Activity.
Determine how many lines in the records include "Sales". Write the number and nothing more.

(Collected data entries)
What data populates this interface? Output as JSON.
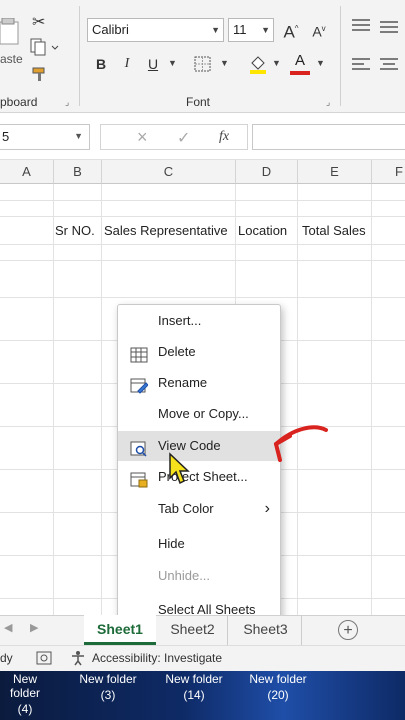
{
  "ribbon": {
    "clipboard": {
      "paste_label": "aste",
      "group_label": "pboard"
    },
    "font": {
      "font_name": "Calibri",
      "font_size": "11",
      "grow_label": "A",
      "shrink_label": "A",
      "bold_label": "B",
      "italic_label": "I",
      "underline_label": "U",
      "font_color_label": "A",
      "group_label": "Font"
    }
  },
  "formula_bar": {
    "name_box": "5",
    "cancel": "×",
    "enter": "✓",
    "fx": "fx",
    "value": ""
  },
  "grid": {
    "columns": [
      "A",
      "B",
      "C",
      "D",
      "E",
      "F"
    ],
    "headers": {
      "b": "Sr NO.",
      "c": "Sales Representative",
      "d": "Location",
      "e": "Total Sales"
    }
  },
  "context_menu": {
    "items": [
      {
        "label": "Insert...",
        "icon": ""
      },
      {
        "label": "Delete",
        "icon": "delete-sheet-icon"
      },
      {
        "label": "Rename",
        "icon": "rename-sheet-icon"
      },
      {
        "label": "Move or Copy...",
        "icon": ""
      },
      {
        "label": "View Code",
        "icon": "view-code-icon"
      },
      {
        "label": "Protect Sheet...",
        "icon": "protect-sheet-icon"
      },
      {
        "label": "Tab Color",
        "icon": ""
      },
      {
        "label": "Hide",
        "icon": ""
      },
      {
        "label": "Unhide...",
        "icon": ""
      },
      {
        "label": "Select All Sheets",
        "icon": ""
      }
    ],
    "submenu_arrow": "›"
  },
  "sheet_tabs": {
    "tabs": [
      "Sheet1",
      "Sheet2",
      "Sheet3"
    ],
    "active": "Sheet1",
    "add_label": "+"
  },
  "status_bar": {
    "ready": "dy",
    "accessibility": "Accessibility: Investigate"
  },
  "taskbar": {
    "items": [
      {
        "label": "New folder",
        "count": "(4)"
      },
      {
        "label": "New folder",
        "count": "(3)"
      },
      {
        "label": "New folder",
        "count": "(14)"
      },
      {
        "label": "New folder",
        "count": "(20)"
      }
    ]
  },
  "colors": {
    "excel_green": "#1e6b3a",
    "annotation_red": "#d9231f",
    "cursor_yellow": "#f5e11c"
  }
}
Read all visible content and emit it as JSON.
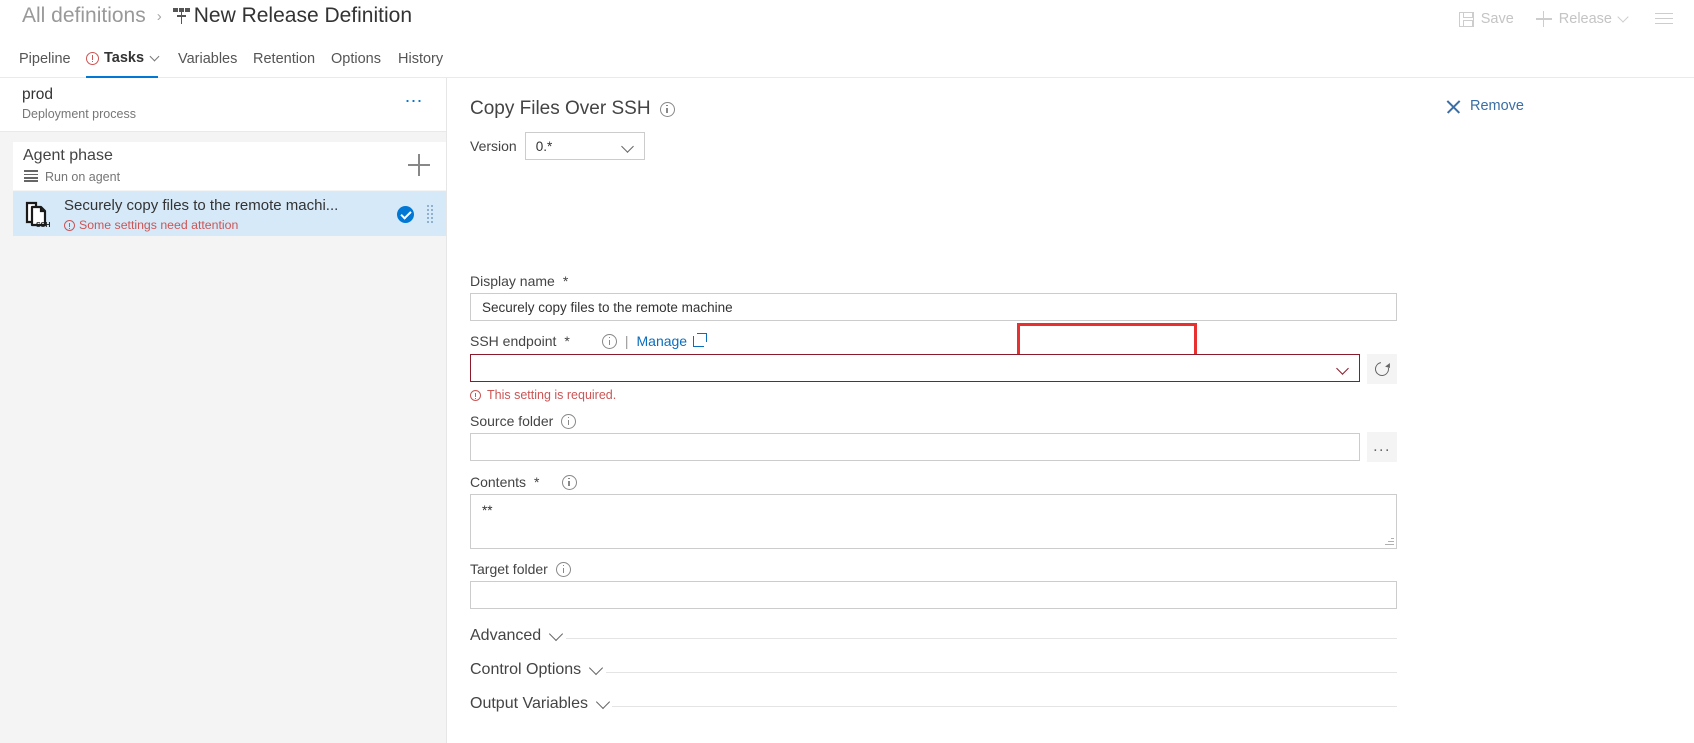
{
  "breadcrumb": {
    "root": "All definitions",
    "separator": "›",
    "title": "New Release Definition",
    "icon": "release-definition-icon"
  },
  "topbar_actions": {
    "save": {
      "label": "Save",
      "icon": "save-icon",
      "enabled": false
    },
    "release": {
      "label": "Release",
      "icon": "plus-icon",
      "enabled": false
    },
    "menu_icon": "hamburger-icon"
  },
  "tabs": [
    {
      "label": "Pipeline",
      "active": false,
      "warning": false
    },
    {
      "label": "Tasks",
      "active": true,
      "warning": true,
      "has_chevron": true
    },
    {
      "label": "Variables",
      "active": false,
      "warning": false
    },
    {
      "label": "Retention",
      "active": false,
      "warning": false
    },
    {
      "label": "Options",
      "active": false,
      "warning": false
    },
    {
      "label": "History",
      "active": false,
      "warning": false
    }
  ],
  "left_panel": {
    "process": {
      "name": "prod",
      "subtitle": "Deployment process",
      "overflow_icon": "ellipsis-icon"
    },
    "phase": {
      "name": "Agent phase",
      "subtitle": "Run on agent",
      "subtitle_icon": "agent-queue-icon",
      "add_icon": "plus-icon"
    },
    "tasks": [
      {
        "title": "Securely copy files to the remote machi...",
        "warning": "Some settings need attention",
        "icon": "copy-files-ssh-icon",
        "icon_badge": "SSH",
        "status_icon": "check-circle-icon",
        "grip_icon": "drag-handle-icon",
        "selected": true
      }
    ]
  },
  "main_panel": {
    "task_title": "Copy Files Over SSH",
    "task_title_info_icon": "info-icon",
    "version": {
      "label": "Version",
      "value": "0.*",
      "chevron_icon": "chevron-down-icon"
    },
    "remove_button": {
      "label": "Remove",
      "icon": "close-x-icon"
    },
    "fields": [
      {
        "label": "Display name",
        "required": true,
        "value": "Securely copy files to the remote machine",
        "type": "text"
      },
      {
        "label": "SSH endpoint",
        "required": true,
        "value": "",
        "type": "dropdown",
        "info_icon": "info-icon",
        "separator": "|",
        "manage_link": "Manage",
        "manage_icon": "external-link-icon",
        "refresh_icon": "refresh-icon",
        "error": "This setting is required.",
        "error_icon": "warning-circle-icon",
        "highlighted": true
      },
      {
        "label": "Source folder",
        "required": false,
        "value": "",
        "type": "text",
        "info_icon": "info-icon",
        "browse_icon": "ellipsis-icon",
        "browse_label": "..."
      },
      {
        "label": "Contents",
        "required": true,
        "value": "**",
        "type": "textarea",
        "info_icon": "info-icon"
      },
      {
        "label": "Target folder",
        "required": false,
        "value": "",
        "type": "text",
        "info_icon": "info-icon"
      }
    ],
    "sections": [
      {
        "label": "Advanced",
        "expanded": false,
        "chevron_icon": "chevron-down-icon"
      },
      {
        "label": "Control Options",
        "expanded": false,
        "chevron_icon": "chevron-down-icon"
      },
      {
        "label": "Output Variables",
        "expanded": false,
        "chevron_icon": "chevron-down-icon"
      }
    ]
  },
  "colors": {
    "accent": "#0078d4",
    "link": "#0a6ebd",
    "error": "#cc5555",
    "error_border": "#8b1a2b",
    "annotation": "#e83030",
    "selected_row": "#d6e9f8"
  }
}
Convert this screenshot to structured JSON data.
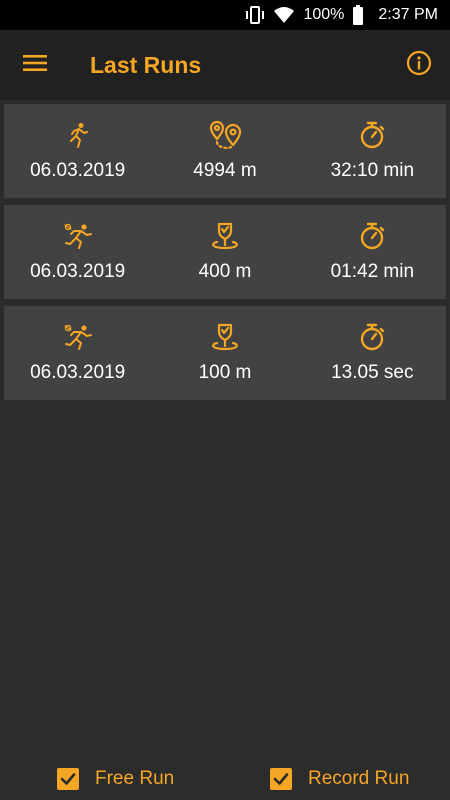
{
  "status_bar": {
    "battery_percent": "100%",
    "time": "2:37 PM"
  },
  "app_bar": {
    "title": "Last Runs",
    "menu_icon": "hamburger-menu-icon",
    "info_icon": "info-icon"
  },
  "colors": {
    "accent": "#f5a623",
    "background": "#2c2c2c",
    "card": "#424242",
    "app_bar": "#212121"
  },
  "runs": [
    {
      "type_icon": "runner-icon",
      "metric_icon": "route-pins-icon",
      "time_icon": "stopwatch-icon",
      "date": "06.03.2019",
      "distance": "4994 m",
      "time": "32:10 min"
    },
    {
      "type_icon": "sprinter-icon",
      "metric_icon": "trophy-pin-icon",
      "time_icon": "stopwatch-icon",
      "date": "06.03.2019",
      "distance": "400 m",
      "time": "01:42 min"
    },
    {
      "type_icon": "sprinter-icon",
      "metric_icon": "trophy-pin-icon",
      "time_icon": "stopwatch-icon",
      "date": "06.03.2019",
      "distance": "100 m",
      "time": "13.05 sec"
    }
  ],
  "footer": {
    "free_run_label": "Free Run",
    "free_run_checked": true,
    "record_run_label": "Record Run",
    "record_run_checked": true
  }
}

Task answer.
2